:: Task requirements ::
The answer must be every entry below, word for word, with the pictures left out.

:: Exercise input ::
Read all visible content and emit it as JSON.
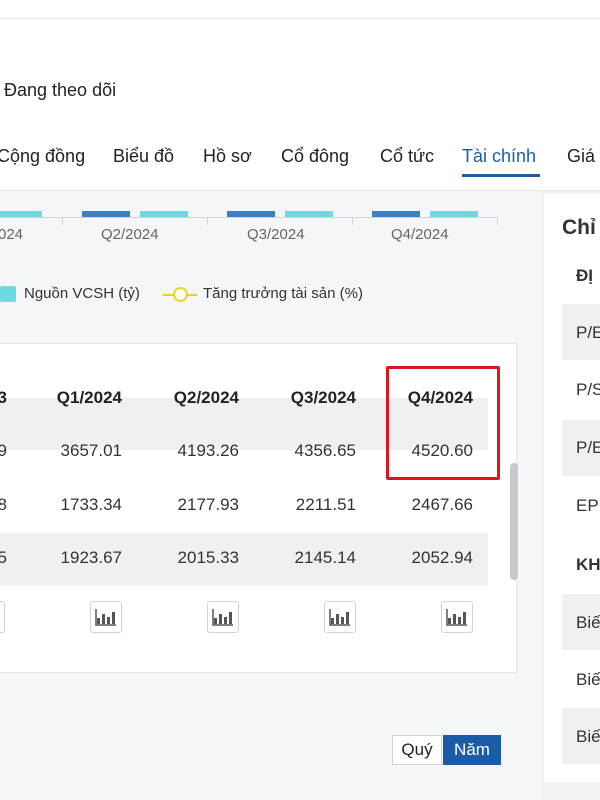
{
  "header": {
    "follow_label": "Đang theo dõi"
  },
  "tabs": [
    {
      "label": "Cộng đồng"
    },
    {
      "label": "Biểu đồ"
    },
    {
      "label": "Hồ sơ"
    },
    {
      "label": "Cổ đông"
    },
    {
      "label": "Cổ tức"
    },
    {
      "label": "Tài chính",
      "active": true
    },
    {
      "label": "Giá"
    }
  ],
  "chart_data": {
    "type": "bar",
    "categories": [
      "024",
      "Q2/2024",
      "Q3/2024",
      "Q4/2024"
    ],
    "legend": [
      "Nguồn VCSH (tỷ)",
      "Tăng trưởng tài sản (%)"
    ],
    "colors": {
      "bar_dark": "#3d7ec9",
      "bar_light": "#6fd9e0",
      "line": "#e8d31f"
    }
  },
  "table": {
    "headers": [
      "3",
      "Q1/2024",
      "Q2/2024",
      "Q3/2024",
      "Q4/2024"
    ],
    "rows": [
      [
        "9",
        "3657.01",
        "4193.26",
        "4356.65",
        "4520.60"
      ],
      [
        "8",
        "1733.34",
        "2177.93",
        "2211.51",
        "2467.66"
      ],
      [
        "5",
        "1923.67",
        "2015.33",
        "2145.14",
        "2052.94"
      ]
    ]
  },
  "period_toggle": {
    "quarter_label": "Quý",
    "year_label": "Năm",
    "selected": "Năm"
  },
  "right_panel": {
    "title": "Chỉ",
    "section1": "ĐỊ",
    "items1": [
      "P/E",
      "P/S",
      "P/E",
      "EP"
    ],
    "section2": "KH",
    "items2": [
      "Biế",
      "Biế",
      "Biế"
    ]
  },
  "colors": {
    "accent": "#1a5ca8",
    "highlight": "#e0141e"
  }
}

:: Output of the exercise ::
Read all visible content and emit it as JSON.
{
  "header": {
    "follow_label": "Đang theo dõi"
  },
  "tabs": [
    {
      "label": "Cộng đồng"
    },
    {
      "label": "Biểu đồ"
    },
    {
      "label": "Hồ sơ"
    },
    {
      "label": "Cổ đông"
    },
    {
      "label": "Cổ tức"
    },
    {
      "label": "Tài chính",
      "active": true
    },
    {
      "label": "Giá"
    }
  ],
  "chart_data": {
    "type": "bar",
    "categories": [
      "024",
      "Q2/2024",
      "Q3/2024",
      "Q4/2024"
    ],
    "legend": [
      "Nguồn VCSH (tỷ)",
      "Tăng trưởng tài sản (%)"
    ],
    "colors": {
      "bar_dark": "#3d7ec9",
      "bar_light": "#6fd9e0",
      "line": "#e8d31f"
    }
  },
  "table": {
    "headers": [
      "3",
      "Q1/2024",
      "Q2/2024",
      "Q3/2024",
      "Q4/2024"
    ],
    "rows": [
      [
        "9",
        "3657.01",
        "4193.26",
        "4356.65",
        "4520.60"
      ],
      [
        "8",
        "1733.34",
        "2177.93",
        "2211.51",
        "2467.66"
      ],
      [
        "5",
        "1923.67",
        "2015.33",
        "2145.14",
        "2052.94"
      ]
    ]
  },
  "period_toggle": {
    "quarter_label": "Quý",
    "year_label": "Năm",
    "selected": "Năm"
  },
  "right_panel": {
    "title": "Chỉ",
    "section1": "ĐỊ",
    "items1": [
      "P/E",
      "P/S",
      "P/E",
      "EP"
    ],
    "section2": "KH",
    "items2": [
      "Biế",
      "Biế",
      "Biế"
    ]
  },
  "colors": {
    "accent": "#1a5ca8",
    "highlight": "#e0141e"
  }
}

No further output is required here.